[Page and application data records]

Content starts

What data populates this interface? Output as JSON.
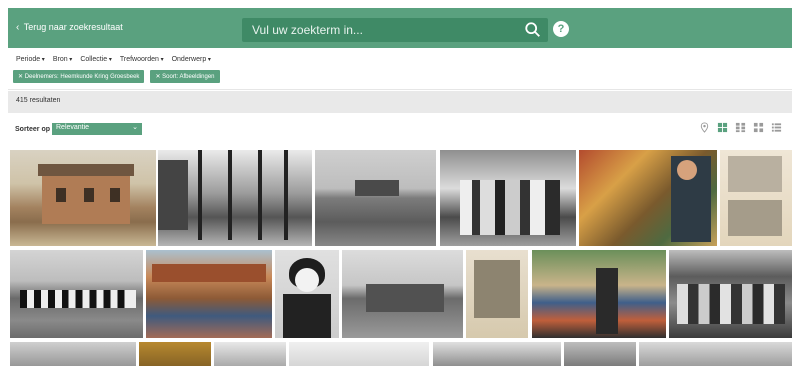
{
  "header": {
    "back_label": "Terug naar zoekresultaat",
    "search_placeholder": "Vul uw zoekterm in...",
    "help_label": "?"
  },
  "facets": [
    "Periode",
    "Bron",
    "Collectie",
    "Trefwoorden",
    "Onderwerp"
  ],
  "active_filters": [
    "Deelnemers: Heemkunde Kring Groesbeek",
    "Soort: Afbeeldingen"
  ],
  "results": {
    "count_label": "415 resultaten"
  },
  "sort": {
    "label": "Sorteer op",
    "value": "Relevantie"
  },
  "views": [
    "location-pin-icon",
    "grid-large-icon",
    "grid-medium-icon",
    "grid-small-icon",
    "list-icon"
  ],
  "colors": {
    "brand": "#5aa17f",
    "brand_dark": "#3f8a66",
    "panel": "#e9e9e9"
  }
}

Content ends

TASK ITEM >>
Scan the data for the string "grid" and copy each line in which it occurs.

ANSWER TO THIS TASK >>
    "grid-large-icon",
    "grid-medium-icon",
    "grid-small-icon",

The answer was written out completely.